United States Immigration and Citizenship Services (USCIS) designates a special visa classification, the L-1, for “intracompany transferees,” i.e. individuals who work for a company outside the U.S. that is related to a U.S. company, so that those individuals can work for the related company in the United States.
At first glance this category may seem straightforward with the barrier to entry being the employer proving they have a qualifying company and that the foreign national will be performing a managerial, executive (L-1A), or specialized knowledge (L-1B) position for the company in the U.S. However in recent years, petitions for L-1B visas have incurred high denial rates due to increasingly strict eligibility criteria applied by the USCIS—and the number continues to rise.
According to USCIS data obtained by the National Foundation for American Policy, the L-1B individual petition denial rate was 6% in FY 2006. Now the latest stats reveal the number reached a historic 35% denial rate in FY 2014.
The rate of denials varies by country.

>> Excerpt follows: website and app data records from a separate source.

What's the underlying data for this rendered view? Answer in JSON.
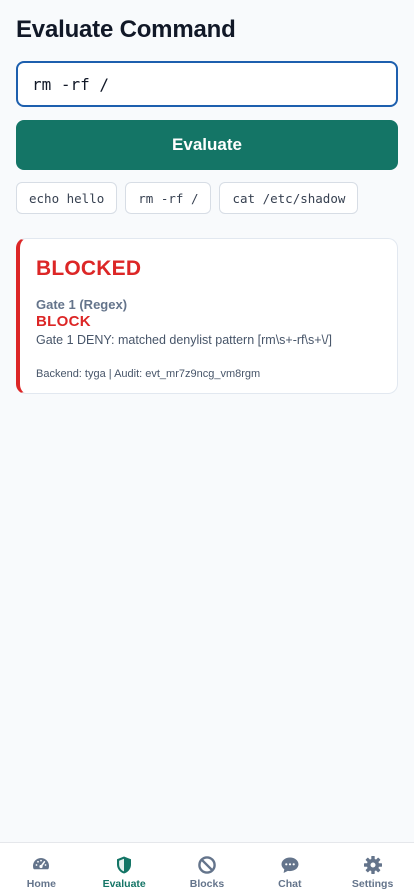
{
  "page": {
    "title": "Evaluate Command"
  },
  "command_input": {
    "value": "rm -rf /"
  },
  "evaluate_button": {
    "label": "Evaluate"
  },
  "examples": [
    "echo hello",
    "rm -rf /",
    "cat /etc/shadow"
  ],
  "result": {
    "verdict": "BLOCKED",
    "gate_name": "Gate 1 (Regex)",
    "gate_result": "BLOCK",
    "gate_detail": "Gate 1 DENY: matched denylist pattern [rm\\s+-rf\\s+\\/]",
    "meta": "Backend: tyga | Audit: evt_mr7z9ncg_vm8rgm"
  },
  "nav": {
    "items": [
      {
        "label": "Home",
        "icon": "gauge-icon"
      },
      {
        "label": "Evaluate",
        "icon": "shield-icon",
        "active": true
      },
      {
        "label": "Blocks",
        "icon": "ban-icon"
      },
      {
        "label": "Chat",
        "icon": "chat-bubble-icon"
      },
      {
        "label": "Settings",
        "icon": "gear-icon"
      }
    ]
  },
  "colors": {
    "accent": "#147566",
    "input_border": "#1d5fae",
    "blocked": "#dc2626"
  }
}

For example: L-1B petitions for Indian foreign nationals was 56% for FY 2012-2014. In contrast, only 4% of L-1B petitions from Canadian nationals were denied in that same time period, and only 16% for British nationals.
Along with the increase in L-1B petition denials, the number of requests for evidence (RFE) is also high, reaching 45% of L-1B petitions filed during FY 2014.
What does this mean for HRs?
It’s increasingly apparent that USCIS is using challenging and strict criteria when deciding whether or not to approve an L-1B petition. As a result, it’s extremely important that when filing an L-1B petition on behalf of a foreign national that you present the best case possible to the USCIS.
Here are three tips for avoiding a visa denial:
- Consult a qualified immigration attorney to help you learn whether your foreign national is eligible to apply for the visa category.
- Provide detailed supporting documents to USCIS so you can prove your employee’s eligibility and do your best to avoid an RFE.
- Take RFE notices seriously and work hard to obtain each piece of documentation the immigration agency requests.
Questions? Feel free to message one of our immigration specialists on our contact page.